> What is required
Write out each line from the data below that includes the word "number".

[Entries from a dataset of interfaces]
- - -
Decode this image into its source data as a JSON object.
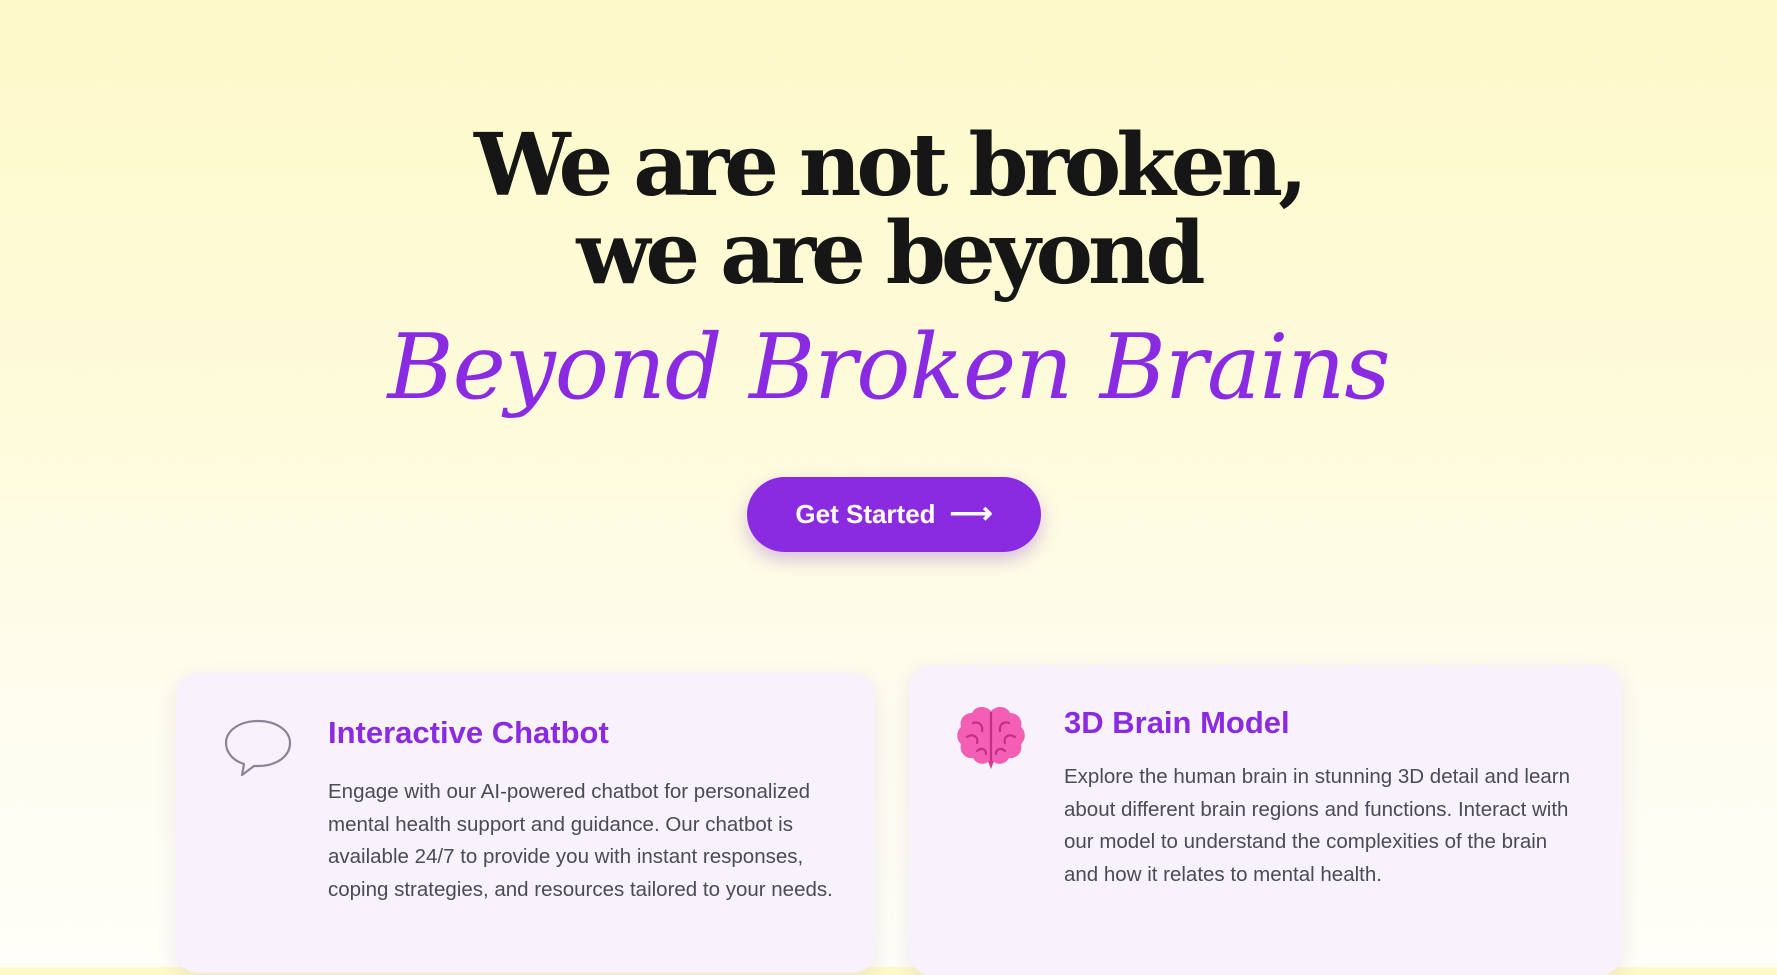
{
  "hero": {
    "headline_line1": "We are not broken,",
    "headline_line2": "we are beyond",
    "script_title": "Beyond Broken Brains",
    "cta_label": "Get Started",
    "cta_arrow": "⟶"
  },
  "features": [
    {
      "icon": "speech-bubble-icon",
      "title": "Interactive Chatbot",
      "description": "Engage with our AI-powered chatbot for personalized mental health support and guidance. Our chatbot is available 24/7 to provide you with instant responses, coping strategies, and resources tailored to your needs."
    },
    {
      "icon": "brain-icon",
      "title": "3D Brain Model",
      "description": "Explore the human brain in stunning 3D detail and learn about different brain regions and functions. Interact with our model to understand the complexities of the brain and how it relates to mental health."
    }
  ],
  "colors": {
    "accent": "#8a2be2",
    "headline": "#161616",
    "body_text": "#4a4a58",
    "card_bg": "#f7f2fb",
    "brain_pink": "#f25fb4"
  }
}
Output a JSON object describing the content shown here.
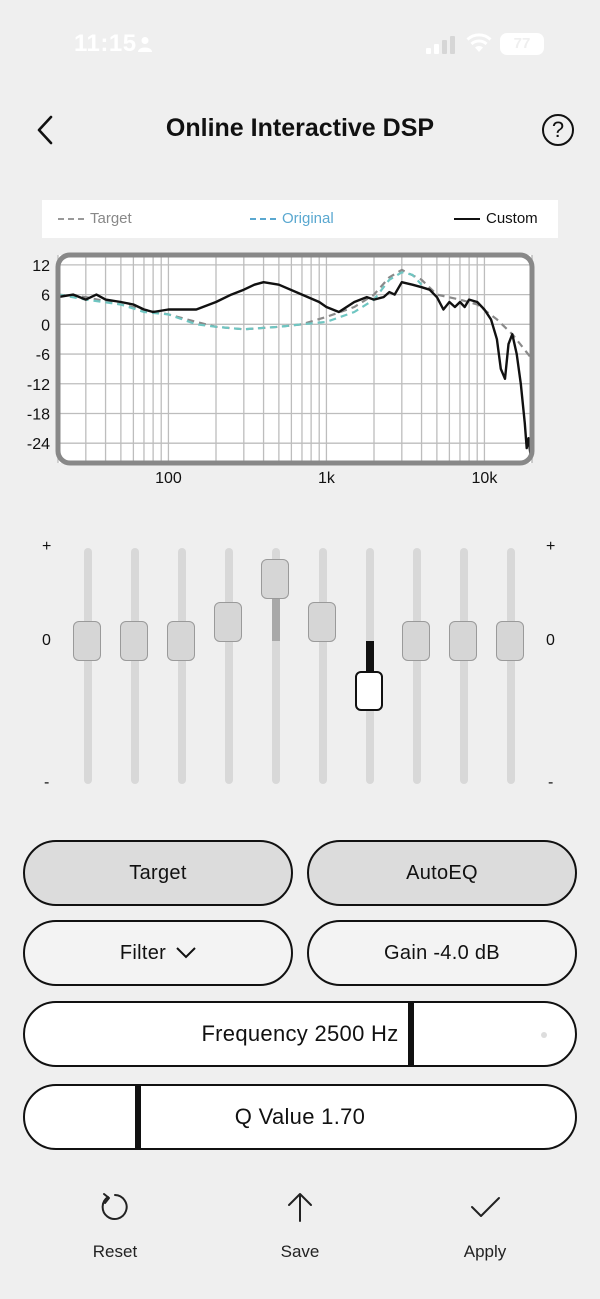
{
  "status": {
    "time": "11:15",
    "battery": "77"
  },
  "header": {
    "title": "Online Interactive DSP",
    "help": "?"
  },
  "legend": {
    "target": "Target",
    "original": "Original",
    "custom": "Custom"
  },
  "chart_data": {
    "type": "line",
    "x_scale": "log",
    "xlim": [
      20,
      20000
    ],
    "ylim": [
      -28,
      14
    ],
    "y_ticks": [
      "12",
      "6",
      "0",
      "-6",
      "-12",
      "-18",
      "-24"
    ],
    "x_ticks": [
      "100",
      "1k",
      "10k"
    ],
    "grid": true,
    "series": [
      {
        "name": "Target",
        "style": "dashed",
        "color": "#8a8a8a",
        "points": [
          [
            20,
            6
          ],
          [
            30,
            5.5
          ],
          [
            50,
            4
          ],
          [
            70,
            3
          ],
          [
            100,
            2
          ],
          [
            150,
            0.5
          ],
          [
            200,
            -0.5
          ],
          [
            300,
            -1
          ],
          [
            500,
            -0.5
          ],
          [
            700,
            0
          ],
          [
            1000,
            1.5
          ],
          [
            1500,
            3.5
          ],
          [
            2000,
            6
          ],
          [
            2500,
            9.5
          ],
          [
            3000,
            11
          ],
          [
            4000,
            9
          ],
          [
            5000,
            6
          ],
          [
            7000,
            5
          ],
          [
            9000,
            4
          ],
          [
            12000,
            1
          ],
          [
            15000,
            -2
          ],
          [
            20000,
            -7
          ]
        ]
      },
      {
        "name": "Original",
        "style": "dashed",
        "color": "#6fc6c2",
        "points": [
          [
            20,
            6
          ],
          [
            30,
            5
          ],
          [
            50,
            4
          ],
          [
            70,
            2.5
          ],
          [
            100,
            2
          ],
          [
            150,
            0
          ],
          [
            200,
            -0.5
          ],
          [
            300,
            -1
          ],
          [
            500,
            -0.5
          ],
          [
            700,
            0
          ],
          [
            1000,
            0.5
          ],
          [
            1500,
            2.5
          ],
          [
            2000,
            5
          ],
          [
            2500,
            9
          ],
          [
            3000,
            10.5
          ],
          [
            3500,
            10
          ],
          [
            4000,
            8
          ]
        ]
      },
      {
        "name": "Custom",
        "style": "solid",
        "color": "#111111",
        "points": [
          [
            20,
            5.5
          ],
          [
            25,
            6
          ],
          [
            30,
            5
          ],
          [
            35,
            6
          ],
          [
            40,
            5
          ],
          [
            50,
            4.5
          ],
          [
            60,
            4
          ],
          [
            70,
            3
          ],
          [
            80,
            2.5
          ],
          [
            100,
            3
          ],
          [
            150,
            3
          ],
          [
            200,
            4.5
          ],
          [
            250,
            6
          ],
          [
            300,
            7
          ],
          [
            350,
            8
          ],
          [
            400,
            8.5
          ],
          [
            500,
            8
          ],
          [
            700,
            6
          ],
          [
            900,
            4.5
          ],
          [
            1000,
            3.5
          ],
          [
            1200,
            2.5
          ],
          [
            1500,
            4.5
          ],
          [
            1800,
            5.5
          ],
          [
            2000,
            5
          ],
          [
            2300,
            5.5
          ],
          [
            2500,
            6.5
          ],
          [
            2700,
            6
          ],
          [
            3000,
            8.5
          ],
          [
            3500,
            8
          ],
          [
            4000,
            7.5
          ],
          [
            4500,
            7
          ],
          [
            5000,
            5.5
          ],
          [
            5500,
            3
          ],
          [
            6000,
            4.5
          ],
          [
            6500,
            3.5
          ],
          [
            7000,
            4.5
          ],
          [
            7500,
            3.5
          ],
          [
            8000,
            5
          ],
          [
            9000,
            4.5
          ],
          [
            10000,
            3
          ],
          [
            11000,
            1
          ],
          [
            12000,
            -3
          ],
          [
            12700,
            -9
          ],
          [
            13500,
            -11
          ],
          [
            14200,
            -4
          ],
          [
            15000,
            -2
          ],
          [
            16000,
            -6
          ],
          [
            17000,
            -12
          ],
          [
            18000,
            -20
          ],
          [
            18500,
            -25
          ],
          [
            19000,
            -23
          ],
          [
            19500,
            -26
          ],
          [
            20000,
            -22
          ]
        ]
      }
    ]
  },
  "eq": {
    "plus_label": "+",
    "zero_label": "0",
    "minus_label": "-",
    "bands": [
      {
        "gain": 0,
        "active": false
      },
      {
        "gain": 0,
        "active": false
      },
      {
        "gain": 0,
        "active": false
      },
      {
        "gain": 1.5,
        "active": false
      },
      {
        "gain": 5.0,
        "active": false
      },
      {
        "gain": 1.5,
        "active": false
      },
      {
        "gain": -4.0,
        "active": true
      },
      {
        "gain": 0,
        "active": false
      },
      {
        "gain": 0,
        "active": false
      },
      {
        "gain": 0,
        "active": false
      }
    ],
    "range": 6
  },
  "controls": {
    "target_label": "Target",
    "autoeq_label": "AutoEQ",
    "filter_label": "Filter",
    "gain_label": "Gain -4.0 dB",
    "frequency_label": "Frequency 2500 Hz",
    "frequency_fraction": 0.696,
    "q_label": "Q Value 1.70",
    "q_fraction": 0.2
  },
  "bottom": {
    "reset": "Reset",
    "save": "Save",
    "apply": "Apply"
  },
  "colors": {
    "background": "#efefef",
    "graph_frame": "#888888",
    "original": "#6fc6c2",
    "target": "#8a8a8a",
    "custom": "#111111"
  }
}
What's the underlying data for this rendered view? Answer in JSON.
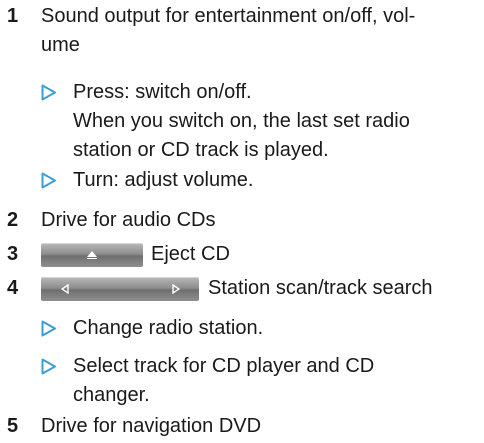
{
  "accent": "#3a9fd6",
  "items": [
    {
      "number": "1",
      "lines": [
        "Sound output for entertainment on/off, vol-",
        "ume"
      ],
      "subitems": [
        {
          "lines": [
            "Press: switch on/off.",
            "When you switch on, the last set radio",
            "station or CD track is played."
          ]
        },
        {
          "lines": [
            "Turn: adjust volume."
          ]
        }
      ]
    },
    {
      "number": "2",
      "lines": [
        "Drive for audio CDs"
      ]
    },
    {
      "number": "3",
      "button_icon": "eject-button-icon",
      "text": "Eject CD"
    },
    {
      "number": "4",
      "button_icon": "seek-left-right-button-icon",
      "text": "Station scan/track search",
      "subitems": [
        {
          "lines": [
            "Change radio station."
          ]
        },
        {
          "lines": [
            "Select track for CD player and CD",
            "changer."
          ]
        }
      ]
    },
    {
      "number": "5",
      "lines": [
        "Drive for navigation DVD"
      ]
    }
  ]
}
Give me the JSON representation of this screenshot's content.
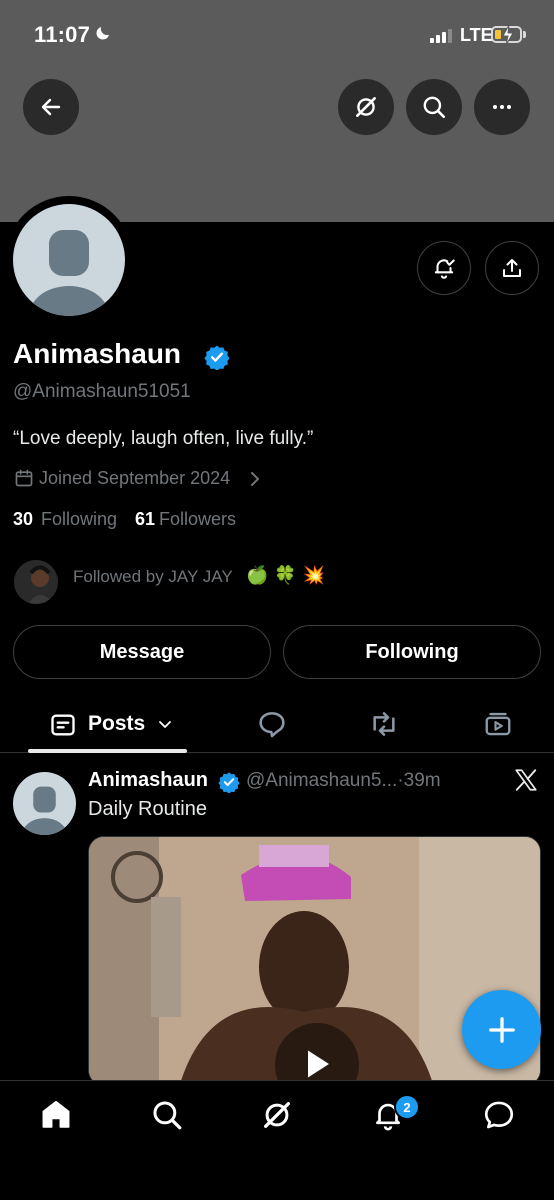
{
  "status_bar": {
    "time": "11:07",
    "network": "LTE",
    "battery_level": 0.25
  },
  "header": {
    "icons": [
      "back-arrow-icon",
      "grok-icon",
      "search-icon",
      "more-icon"
    ]
  },
  "profile": {
    "display_name": "Animashaun",
    "verified": true,
    "handle": "@Animashaun51051",
    "bio": "“Love deeply, laugh often, live fully.”",
    "joined": "Joined September 2024",
    "following_count": "30",
    "following_label": "Following",
    "followers_count": "61",
    "followers_label": "Followers",
    "followed_by": "Followed by JAY JAY",
    "followed_by_emoji": [
      "🍏",
      "🍀",
      "💥"
    ],
    "message_label": "Message",
    "following_button_label": "Following"
  },
  "tabs": {
    "active_label": "Posts",
    "icons": [
      "posts-icon",
      "replies-icon",
      "reposts-icon",
      "media-icon"
    ]
  },
  "post": {
    "author": "Animashaun",
    "handle": "@Animashaun5...",
    "time": "·39m",
    "text": "Daily Routine",
    "source_icon": "x-logo-icon"
  },
  "bottom_nav": {
    "items": [
      "home-icon",
      "search-icon",
      "grok-icon",
      "notifications-icon",
      "messages-icon"
    ],
    "notifications_badge": "2"
  },
  "colors": {
    "accent": "#1d9bf0",
    "banner": "#5b5b5b",
    "muted_text": "#71767b",
    "background": "#000000"
  }
}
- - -
> Reply
      "number": "1",
      "number": "2",
      "number": "3",
      "number": "4",
      "number": "5",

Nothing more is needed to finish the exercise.